→ **PROBLEM TO SOLVE**:
Each entry should be duplicated verbatim; its pictures should not be.

....

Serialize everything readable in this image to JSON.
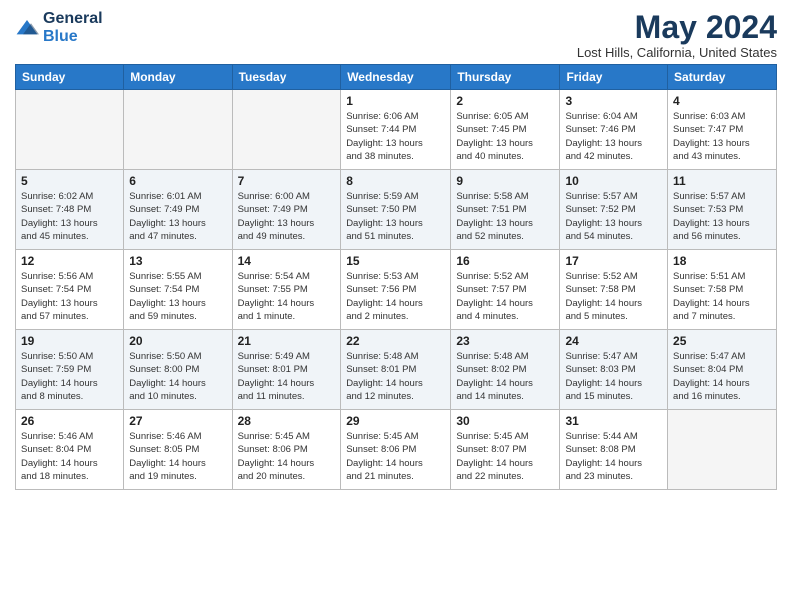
{
  "logo": {
    "line1": "General",
    "line2": "Blue"
  },
  "title": "May 2024",
  "location": "Lost Hills, California, United States",
  "days_header": [
    "Sunday",
    "Monday",
    "Tuesday",
    "Wednesday",
    "Thursday",
    "Friday",
    "Saturday"
  ],
  "weeks": [
    [
      {
        "day": "",
        "info": ""
      },
      {
        "day": "",
        "info": ""
      },
      {
        "day": "",
        "info": ""
      },
      {
        "day": "1",
        "info": "Sunrise: 6:06 AM\nSunset: 7:44 PM\nDaylight: 13 hours\nand 38 minutes."
      },
      {
        "day": "2",
        "info": "Sunrise: 6:05 AM\nSunset: 7:45 PM\nDaylight: 13 hours\nand 40 minutes."
      },
      {
        "day": "3",
        "info": "Sunrise: 6:04 AM\nSunset: 7:46 PM\nDaylight: 13 hours\nand 42 minutes."
      },
      {
        "day": "4",
        "info": "Sunrise: 6:03 AM\nSunset: 7:47 PM\nDaylight: 13 hours\nand 43 minutes."
      }
    ],
    [
      {
        "day": "5",
        "info": "Sunrise: 6:02 AM\nSunset: 7:48 PM\nDaylight: 13 hours\nand 45 minutes."
      },
      {
        "day": "6",
        "info": "Sunrise: 6:01 AM\nSunset: 7:49 PM\nDaylight: 13 hours\nand 47 minutes."
      },
      {
        "day": "7",
        "info": "Sunrise: 6:00 AM\nSunset: 7:49 PM\nDaylight: 13 hours\nand 49 minutes."
      },
      {
        "day": "8",
        "info": "Sunrise: 5:59 AM\nSunset: 7:50 PM\nDaylight: 13 hours\nand 51 minutes."
      },
      {
        "day": "9",
        "info": "Sunrise: 5:58 AM\nSunset: 7:51 PM\nDaylight: 13 hours\nand 52 minutes."
      },
      {
        "day": "10",
        "info": "Sunrise: 5:57 AM\nSunset: 7:52 PM\nDaylight: 13 hours\nand 54 minutes."
      },
      {
        "day": "11",
        "info": "Sunrise: 5:57 AM\nSunset: 7:53 PM\nDaylight: 13 hours\nand 56 minutes."
      }
    ],
    [
      {
        "day": "12",
        "info": "Sunrise: 5:56 AM\nSunset: 7:54 PM\nDaylight: 13 hours\nand 57 minutes."
      },
      {
        "day": "13",
        "info": "Sunrise: 5:55 AM\nSunset: 7:54 PM\nDaylight: 13 hours\nand 59 minutes."
      },
      {
        "day": "14",
        "info": "Sunrise: 5:54 AM\nSunset: 7:55 PM\nDaylight: 14 hours\nand 1 minute."
      },
      {
        "day": "15",
        "info": "Sunrise: 5:53 AM\nSunset: 7:56 PM\nDaylight: 14 hours\nand 2 minutes."
      },
      {
        "day": "16",
        "info": "Sunrise: 5:52 AM\nSunset: 7:57 PM\nDaylight: 14 hours\nand 4 minutes."
      },
      {
        "day": "17",
        "info": "Sunrise: 5:52 AM\nSunset: 7:58 PM\nDaylight: 14 hours\nand 5 minutes."
      },
      {
        "day": "18",
        "info": "Sunrise: 5:51 AM\nSunset: 7:58 PM\nDaylight: 14 hours\nand 7 minutes."
      }
    ],
    [
      {
        "day": "19",
        "info": "Sunrise: 5:50 AM\nSunset: 7:59 PM\nDaylight: 14 hours\nand 8 minutes."
      },
      {
        "day": "20",
        "info": "Sunrise: 5:50 AM\nSunset: 8:00 PM\nDaylight: 14 hours\nand 10 minutes."
      },
      {
        "day": "21",
        "info": "Sunrise: 5:49 AM\nSunset: 8:01 PM\nDaylight: 14 hours\nand 11 minutes."
      },
      {
        "day": "22",
        "info": "Sunrise: 5:48 AM\nSunset: 8:01 PM\nDaylight: 14 hours\nand 12 minutes."
      },
      {
        "day": "23",
        "info": "Sunrise: 5:48 AM\nSunset: 8:02 PM\nDaylight: 14 hours\nand 14 minutes."
      },
      {
        "day": "24",
        "info": "Sunrise: 5:47 AM\nSunset: 8:03 PM\nDaylight: 14 hours\nand 15 minutes."
      },
      {
        "day": "25",
        "info": "Sunrise: 5:47 AM\nSunset: 8:04 PM\nDaylight: 14 hours\nand 16 minutes."
      }
    ],
    [
      {
        "day": "26",
        "info": "Sunrise: 5:46 AM\nSunset: 8:04 PM\nDaylight: 14 hours\nand 18 minutes."
      },
      {
        "day": "27",
        "info": "Sunrise: 5:46 AM\nSunset: 8:05 PM\nDaylight: 14 hours\nand 19 minutes."
      },
      {
        "day": "28",
        "info": "Sunrise: 5:45 AM\nSunset: 8:06 PM\nDaylight: 14 hours\nand 20 minutes."
      },
      {
        "day": "29",
        "info": "Sunrise: 5:45 AM\nSunset: 8:06 PM\nDaylight: 14 hours\nand 21 minutes."
      },
      {
        "day": "30",
        "info": "Sunrise: 5:45 AM\nSunset: 8:07 PM\nDaylight: 14 hours\nand 22 minutes."
      },
      {
        "day": "31",
        "info": "Sunrise: 5:44 AM\nSunset: 8:08 PM\nDaylight: 14 hours\nand 23 minutes."
      },
      {
        "day": "",
        "info": ""
      }
    ]
  ]
}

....

→ **SOLVED PROBLEM**:
Serialize everything readable in this image to JSON.
{
  "logo": {
    "line1": "General",
    "line2": "Blue"
  },
  "title": "May 2024",
  "location": "Lost Hills, California, United States",
  "days_header": [
    "Sunday",
    "Monday",
    "Tuesday",
    "Wednesday",
    "Thursday",
    "Friday",
    "Saturday"
  ],
  "weeks": [
    [
      {
        "day": "",
        "info": ""
      },
      {
        "day": "",
        "info": ""
      },
      {
        "day": "",
        "info": ""
      },
      {
        "day": "1",
        "info": "Sunrise: 6:06 AM\nSunset: 7:44 PM\nDaylight: 13 hours\nand 38 minutes."
      },
      {
        "day": "2",
        "info": "Sunrise: 6:05 AM\nSunset: 7:45 PM\nDaylight: 13 hours\nand 40 minutes."
      },
      {
        "day": "3",
        "info": "Sunrise: 6:04 AM\nSunset: 7:46 PM\nDaylight: 13 hours\nand 42 minutes."
      },
      {
        "day": "4",
        "info": "Sunrise: 6:03 AM\nSunset: 7:47 PM\nDaylight: 13 hours\nand 43 minutes."
      }
    ],
    [
      {
        "day": "5",
        "info": "Sunrise: 6:02 AM\nSunset: 7:48 PM\nDaylight: 13 hours\nand 45 minutes."
      },
      {
        "day": "6",
        "info": "Sunrise: 6:01 AM\nSunset: 7:49 PM\nDaylight: 13 hours\nand 47 minutes."
      },
      {
        "day": "7",
        "info": "Sunrise: 6:00 AM\nSunset: 7:49 PM\nDaylight: 13 hours\nand 49 minutes."
      },
      {
        "day": "8",
        "info": "Sunrise: 5:59 AM\nSunset: 7:50 PM\nDaylight: 13 hours\nand 51 minutes."
      },
      {
        "day": "9",
        "info": "Sunrise: 5:58 AM\nSunset: 7:51 PM\nDaylight: 13 hours\nand 52 minutes."
      },
      {
        "day": "10",
        "info": "Sunrise: 5:57 AM\nSunset: 7:52 PM\nDaylight: 13 hours\nand 54 minutes."
      },
      {
        "day": "11",
        "info": "Sunrise: 5:57 AM\nSunset: 7:53 PM\nDaylight: 13 hours\nand 56 minutes."
      }
    ],
    [
      {
        "day": "12",
        "info": "Sunrise: 5:56 AM\nSunset: 7:54 PM\nDaylight: 13 hours\nand 57 minutes."
      },
      {
        "day": "13",
        "info": "Sunrise: 5:55 AM\nSunset: 7:54 PM\nDaylight: 13 hours\nand 59 minutes."
      },
      {
        "day": "14",
        "info": "Sunrise: 5:54 AM\nSunset: 7:55 PM\nDaylight: 14 hours\nand 1 minute."
      },
      {
        "day": "15",
        "info": "Sunrise: 5:53 AM\nSunset: 7:56 PM\nDaylight: 14 hours\nand 2 minutes."
      },
      {
        "day": "16",
        "info": "Sunrise: 5:52 AM\nSunset: 7:57 PM\nDaylight: 14 hours\nand 4 minutes."
      },
      {
        "day": "17",
        "info": "Sunrise: 5:52 AM\nSunset: 7:58 PM\nDaylight: 14 hours\nand 5 minutes."
      },
      {
        "day": "18",
        "info": "Sunrise: 5:51 AM\nSunset: 7:58 PM\nDaylight: 14 hours\nand 7 minutes."
      }
    ],
    [
      {
        "day": "19",
        "info": "Sunrise: 5:50 AM\nSunset: 7:59 PM\nDaylight: 14 hours\nand 8 minutes."
      },
      {
        "day": "20",
        "info": "Sunrise: 5:50 AM\nSunset: 8:00 PM\nDaylight: 14 hours\nand 10 minutes."
      },
      {
        "day": "21",
        "info": "Sunrise: 5:49 AM\nSunset: 8:01 PM\nDaylight: 14 hours\nand 11 minutes."
      },
      {
        "day": "22",
        "info": "Sunrise: 5:48 AM\nSunset: 8:01 PM\nDaylight: 14 hours\nand 12 minutes."
      },
      {
        "day": "23",
        "info": "Sunrise: 5:48 AM\nSunset: 8:02 PM\nDaylight: 14 hours\nand 14 minutes."
      },
      {
        "day": "24",
        "info": "Sunrise: 5:47 AM\nSunset: 8:03 PM\nDaylight: 14 hours\nand 15 minutes."
      },
      {
        "day": "25",
        "info": "Sunrise: 5:47 AM\nSunset: 8:04 PM\nDaylight: 14 hours\nand 16 minutes."
      }
    ],
    [
      {
        "day": "26",
        "info": "Sunrise: 5:46 AM\nSunset: 8:04 PM\nDaylight: 14 hours\nand 18 minutes."
      },
      {
        "day": "27",
        "info": "Sunrise: 5:46 AM\nSunset: 8:05 PM\nDaylight: 14 hours\nand 19 minutes."
      },
      {
        "day": "28",
        "info": "Sunrise: 5:45 AM\nSunset: 8:06 PM\nDaylight: 14 hours\nand 20 minutes."
      },
      {
        "day": "29",
        "info": "Sunrise: 5:45 AM\nSunset: 8:06 PM\nDaylight: 14 hours\nand 21 minutes."
      },
      {
        "day": "30",
        "info": "Sunrise: 5:45 AM\nSunset: 8:07 PM\nDaylight: 14 hours\nand 22 minutes."
      },
      {
        "day": "31",
        "info": "Sunrise: 5:44 AM\nSunset: 8:08 PM\nDaylight: 14 hours\nand 23 minutes."
      },
      {
        "day": "",
        "info": ""
      }
    ]
  ]
}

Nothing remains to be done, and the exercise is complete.